Lesson for the Lord’s Day

July 16th, 2017

Finally, brethren, whatsoever things are true, whatsoever things are honest, whatsoever things are just, whatsoever things are pure, whatsoever things are lovely, whatsoever things are of good report; if there be any virtue, and if there be any praise, think on these things. Philippians 4:8

Can you name the twelve men who were sent by the Moses to spy the the promised land of Canaan? No, like you, I can remember the names of only two of them, Joshua and Caleb. Why don’t we remember the names of the other ten? Because they brought back a bad report. They were negative thinkers, dismayed by the obstacles and discouraged by the prospects as they could see them. They doubted God’s ability to help them achieve the very purpose that God had delivered them from Egypt for. Forget the bad report, consider the good report, and rejoice that God is able.

Of all the good reports that we can consider, the good report of Caleb and Joshua must be high on the list. If you and I are going to amount to anything for God, if we are to have a good testimony, if we are to be a help to God’s Assembly, if we are to be effective in our support of the Gospel, if we are to find God’s purpose for our lives, we must become aware that God will be our strength and shield.

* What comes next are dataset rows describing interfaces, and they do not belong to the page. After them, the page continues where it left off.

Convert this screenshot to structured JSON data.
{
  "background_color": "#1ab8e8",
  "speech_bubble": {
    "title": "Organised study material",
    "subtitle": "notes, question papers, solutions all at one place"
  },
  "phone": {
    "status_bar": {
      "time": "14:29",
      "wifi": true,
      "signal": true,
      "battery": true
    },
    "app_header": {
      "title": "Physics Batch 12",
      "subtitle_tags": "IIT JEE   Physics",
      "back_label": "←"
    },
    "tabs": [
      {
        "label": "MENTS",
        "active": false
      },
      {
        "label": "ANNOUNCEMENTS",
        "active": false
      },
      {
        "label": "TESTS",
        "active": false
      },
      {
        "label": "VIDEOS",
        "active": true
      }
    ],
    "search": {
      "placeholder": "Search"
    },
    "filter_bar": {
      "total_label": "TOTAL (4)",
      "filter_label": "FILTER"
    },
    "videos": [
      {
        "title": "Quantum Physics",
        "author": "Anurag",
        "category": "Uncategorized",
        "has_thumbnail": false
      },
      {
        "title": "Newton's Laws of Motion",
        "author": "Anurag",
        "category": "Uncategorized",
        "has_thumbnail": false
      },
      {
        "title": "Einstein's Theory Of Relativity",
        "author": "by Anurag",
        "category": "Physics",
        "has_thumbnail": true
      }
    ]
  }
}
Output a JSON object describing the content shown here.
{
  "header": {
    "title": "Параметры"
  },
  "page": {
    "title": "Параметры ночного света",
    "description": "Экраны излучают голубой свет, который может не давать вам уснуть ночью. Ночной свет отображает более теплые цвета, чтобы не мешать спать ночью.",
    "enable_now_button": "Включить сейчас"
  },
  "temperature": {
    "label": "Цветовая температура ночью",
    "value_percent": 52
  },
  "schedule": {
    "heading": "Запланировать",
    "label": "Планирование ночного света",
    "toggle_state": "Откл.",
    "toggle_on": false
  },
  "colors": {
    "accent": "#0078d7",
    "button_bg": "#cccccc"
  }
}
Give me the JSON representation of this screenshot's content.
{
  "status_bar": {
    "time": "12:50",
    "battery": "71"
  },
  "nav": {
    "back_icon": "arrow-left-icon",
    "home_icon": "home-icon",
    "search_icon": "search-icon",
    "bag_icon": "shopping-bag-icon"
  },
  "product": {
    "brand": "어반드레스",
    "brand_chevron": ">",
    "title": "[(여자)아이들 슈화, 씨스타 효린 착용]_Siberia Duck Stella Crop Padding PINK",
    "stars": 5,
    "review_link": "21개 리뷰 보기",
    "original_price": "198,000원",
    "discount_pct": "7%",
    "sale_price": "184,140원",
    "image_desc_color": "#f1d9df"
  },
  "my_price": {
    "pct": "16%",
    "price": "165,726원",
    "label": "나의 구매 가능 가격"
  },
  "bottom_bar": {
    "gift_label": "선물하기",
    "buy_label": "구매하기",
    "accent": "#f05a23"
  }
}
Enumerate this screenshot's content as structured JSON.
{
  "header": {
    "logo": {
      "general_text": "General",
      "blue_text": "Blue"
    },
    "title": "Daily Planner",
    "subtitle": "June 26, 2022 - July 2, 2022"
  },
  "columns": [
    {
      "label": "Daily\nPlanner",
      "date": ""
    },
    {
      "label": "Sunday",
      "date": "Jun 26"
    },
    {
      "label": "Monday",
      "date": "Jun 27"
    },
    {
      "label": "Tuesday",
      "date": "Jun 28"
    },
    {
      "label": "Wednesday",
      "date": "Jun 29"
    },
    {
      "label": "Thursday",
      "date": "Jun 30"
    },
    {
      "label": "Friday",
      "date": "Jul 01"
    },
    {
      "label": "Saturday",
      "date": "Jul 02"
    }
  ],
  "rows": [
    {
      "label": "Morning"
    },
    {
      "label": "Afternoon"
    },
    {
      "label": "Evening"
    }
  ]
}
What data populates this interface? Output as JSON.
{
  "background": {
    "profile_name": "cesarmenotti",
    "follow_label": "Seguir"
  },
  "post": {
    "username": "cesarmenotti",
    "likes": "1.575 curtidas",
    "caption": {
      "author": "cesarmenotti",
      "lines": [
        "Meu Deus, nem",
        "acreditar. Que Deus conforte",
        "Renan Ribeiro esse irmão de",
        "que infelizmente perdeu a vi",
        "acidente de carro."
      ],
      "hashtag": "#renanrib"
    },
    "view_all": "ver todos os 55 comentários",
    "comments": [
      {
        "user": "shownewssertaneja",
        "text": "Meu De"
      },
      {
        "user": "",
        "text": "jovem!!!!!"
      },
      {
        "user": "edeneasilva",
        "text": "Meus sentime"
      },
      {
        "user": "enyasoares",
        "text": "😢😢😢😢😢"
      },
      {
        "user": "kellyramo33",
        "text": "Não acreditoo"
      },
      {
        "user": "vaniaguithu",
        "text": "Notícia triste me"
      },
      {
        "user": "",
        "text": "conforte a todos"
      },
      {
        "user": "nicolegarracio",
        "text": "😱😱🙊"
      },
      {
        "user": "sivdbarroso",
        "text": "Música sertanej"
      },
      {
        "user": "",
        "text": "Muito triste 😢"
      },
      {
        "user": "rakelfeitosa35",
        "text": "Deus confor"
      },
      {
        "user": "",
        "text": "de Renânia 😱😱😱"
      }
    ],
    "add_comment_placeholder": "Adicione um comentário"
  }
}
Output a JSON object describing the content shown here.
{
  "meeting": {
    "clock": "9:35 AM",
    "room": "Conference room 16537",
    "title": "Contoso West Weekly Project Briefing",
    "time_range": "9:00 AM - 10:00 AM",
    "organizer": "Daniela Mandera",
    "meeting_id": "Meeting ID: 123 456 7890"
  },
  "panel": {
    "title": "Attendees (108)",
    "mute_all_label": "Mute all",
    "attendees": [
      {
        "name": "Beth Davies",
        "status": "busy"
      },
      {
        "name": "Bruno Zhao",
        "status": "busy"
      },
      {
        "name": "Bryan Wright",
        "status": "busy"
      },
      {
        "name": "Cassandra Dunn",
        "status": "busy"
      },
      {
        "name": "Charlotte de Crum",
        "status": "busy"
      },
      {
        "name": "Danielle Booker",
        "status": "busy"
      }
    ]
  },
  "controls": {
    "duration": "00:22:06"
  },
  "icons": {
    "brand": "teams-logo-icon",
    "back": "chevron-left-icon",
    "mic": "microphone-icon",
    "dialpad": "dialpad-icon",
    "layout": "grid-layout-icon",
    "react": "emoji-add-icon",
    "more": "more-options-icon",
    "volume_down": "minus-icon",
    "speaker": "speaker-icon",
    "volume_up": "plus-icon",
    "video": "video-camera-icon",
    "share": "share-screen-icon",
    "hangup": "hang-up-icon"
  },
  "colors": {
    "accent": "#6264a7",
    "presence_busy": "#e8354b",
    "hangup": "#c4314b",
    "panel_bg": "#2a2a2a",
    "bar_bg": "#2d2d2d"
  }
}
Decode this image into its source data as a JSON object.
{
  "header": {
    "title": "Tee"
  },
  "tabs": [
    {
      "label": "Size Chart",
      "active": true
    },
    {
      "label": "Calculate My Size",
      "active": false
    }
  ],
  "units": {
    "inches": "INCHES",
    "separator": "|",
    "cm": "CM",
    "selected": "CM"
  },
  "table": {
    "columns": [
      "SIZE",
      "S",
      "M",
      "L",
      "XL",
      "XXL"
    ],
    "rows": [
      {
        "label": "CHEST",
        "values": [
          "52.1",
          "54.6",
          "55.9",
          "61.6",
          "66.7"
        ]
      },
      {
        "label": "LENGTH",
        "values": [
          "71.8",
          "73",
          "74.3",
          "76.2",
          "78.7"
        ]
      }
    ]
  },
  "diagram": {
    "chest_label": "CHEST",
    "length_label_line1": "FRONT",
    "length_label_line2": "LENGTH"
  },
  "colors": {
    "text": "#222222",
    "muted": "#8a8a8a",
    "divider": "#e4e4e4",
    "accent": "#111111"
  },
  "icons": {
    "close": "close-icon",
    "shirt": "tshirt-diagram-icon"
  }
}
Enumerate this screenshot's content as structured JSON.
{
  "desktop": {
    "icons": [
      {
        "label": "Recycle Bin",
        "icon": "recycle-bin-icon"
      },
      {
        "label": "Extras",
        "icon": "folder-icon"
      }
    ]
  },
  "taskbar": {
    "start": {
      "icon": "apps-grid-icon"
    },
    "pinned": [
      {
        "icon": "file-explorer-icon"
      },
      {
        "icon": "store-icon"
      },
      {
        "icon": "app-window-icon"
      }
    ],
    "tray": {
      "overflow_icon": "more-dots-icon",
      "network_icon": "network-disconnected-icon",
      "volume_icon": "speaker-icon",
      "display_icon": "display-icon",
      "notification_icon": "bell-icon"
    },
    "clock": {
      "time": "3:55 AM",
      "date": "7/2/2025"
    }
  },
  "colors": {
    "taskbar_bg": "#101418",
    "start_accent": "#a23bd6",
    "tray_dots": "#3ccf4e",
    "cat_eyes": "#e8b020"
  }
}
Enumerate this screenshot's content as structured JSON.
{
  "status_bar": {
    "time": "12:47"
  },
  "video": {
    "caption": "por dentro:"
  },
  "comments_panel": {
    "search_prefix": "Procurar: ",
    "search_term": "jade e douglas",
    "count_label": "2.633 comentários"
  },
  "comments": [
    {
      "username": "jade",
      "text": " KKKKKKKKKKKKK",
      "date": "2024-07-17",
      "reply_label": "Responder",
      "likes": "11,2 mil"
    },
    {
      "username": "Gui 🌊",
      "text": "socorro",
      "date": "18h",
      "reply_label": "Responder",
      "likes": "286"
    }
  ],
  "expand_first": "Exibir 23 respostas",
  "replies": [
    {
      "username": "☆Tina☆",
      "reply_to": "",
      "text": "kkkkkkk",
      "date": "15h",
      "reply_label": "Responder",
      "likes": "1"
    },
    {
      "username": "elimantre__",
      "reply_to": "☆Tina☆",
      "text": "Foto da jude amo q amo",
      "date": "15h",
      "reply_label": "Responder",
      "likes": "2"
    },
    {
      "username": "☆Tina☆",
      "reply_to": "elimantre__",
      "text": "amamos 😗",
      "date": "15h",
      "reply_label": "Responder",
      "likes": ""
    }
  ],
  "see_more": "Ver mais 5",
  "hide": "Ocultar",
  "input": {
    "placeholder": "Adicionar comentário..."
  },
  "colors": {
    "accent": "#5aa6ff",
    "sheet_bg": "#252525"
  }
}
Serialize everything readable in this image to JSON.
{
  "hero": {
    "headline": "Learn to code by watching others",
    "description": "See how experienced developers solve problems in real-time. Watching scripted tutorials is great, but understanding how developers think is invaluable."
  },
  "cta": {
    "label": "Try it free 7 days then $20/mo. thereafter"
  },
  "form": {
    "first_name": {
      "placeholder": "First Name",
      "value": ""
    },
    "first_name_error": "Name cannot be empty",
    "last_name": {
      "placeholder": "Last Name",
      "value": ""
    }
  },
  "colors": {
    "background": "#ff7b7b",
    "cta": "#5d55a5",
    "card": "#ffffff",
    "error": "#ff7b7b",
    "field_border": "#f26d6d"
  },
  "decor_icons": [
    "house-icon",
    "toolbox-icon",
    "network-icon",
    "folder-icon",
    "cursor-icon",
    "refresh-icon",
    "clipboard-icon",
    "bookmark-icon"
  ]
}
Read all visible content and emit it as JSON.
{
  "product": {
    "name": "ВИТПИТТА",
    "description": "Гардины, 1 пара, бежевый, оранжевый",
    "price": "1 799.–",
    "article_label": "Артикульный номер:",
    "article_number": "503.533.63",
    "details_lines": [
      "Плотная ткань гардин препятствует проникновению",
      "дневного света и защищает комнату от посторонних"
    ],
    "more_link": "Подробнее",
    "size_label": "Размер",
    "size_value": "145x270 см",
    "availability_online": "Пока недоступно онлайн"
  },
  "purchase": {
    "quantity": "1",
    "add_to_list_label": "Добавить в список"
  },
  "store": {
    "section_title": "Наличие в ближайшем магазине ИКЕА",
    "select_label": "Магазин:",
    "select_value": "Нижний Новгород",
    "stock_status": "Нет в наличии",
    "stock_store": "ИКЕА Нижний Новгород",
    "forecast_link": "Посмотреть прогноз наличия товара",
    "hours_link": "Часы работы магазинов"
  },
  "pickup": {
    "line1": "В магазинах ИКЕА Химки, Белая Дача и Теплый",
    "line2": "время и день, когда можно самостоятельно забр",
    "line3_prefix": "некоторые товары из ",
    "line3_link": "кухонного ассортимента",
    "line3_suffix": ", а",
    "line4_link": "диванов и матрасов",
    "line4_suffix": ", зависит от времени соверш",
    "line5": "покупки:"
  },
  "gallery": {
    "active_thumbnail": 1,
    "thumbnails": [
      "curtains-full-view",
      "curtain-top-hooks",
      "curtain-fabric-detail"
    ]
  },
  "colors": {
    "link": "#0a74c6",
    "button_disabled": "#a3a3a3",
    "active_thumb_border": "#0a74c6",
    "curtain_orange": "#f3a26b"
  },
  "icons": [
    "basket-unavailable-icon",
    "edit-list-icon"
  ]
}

It was faith in Christ that saved our souls, and it will be faith in Christ that will enable us to live for Him. Even the great thinkers of the world acknowledge the role of faith in our accomplishments, Goethe declared that epochs of faith are epochs of fruitfulness, while epochs without faith are devoid of all permanent good. The good report of the Word of God is that God will enable us to do His will. If we grasp this by faith, we will accomplish for Him.

Think about this! Our text today tells us to think about this good report. Actually, there are many good reports in the Bible for us to think about. We can think about the Old Testament heroes of the faith and how their examples can guide and encourage us. We can think about the Gospels and their portrayal of the Lord Jesus, with all the blessings that flow from those accounts. We can think about the apostles and their pioneer adventures in the book of Acts, with lessons that continue for us today. We can think about the doctrines and directions that the epistles provide to us, and also about the hope and purpose we can obtain from the Revelation. The Bible is a Good Report for us to think upon.

What will occupy our minds for the unending ages of eternity? Maybe we should be getting some practice now by thinking on the things that God has set before us. -Jim MacIntosh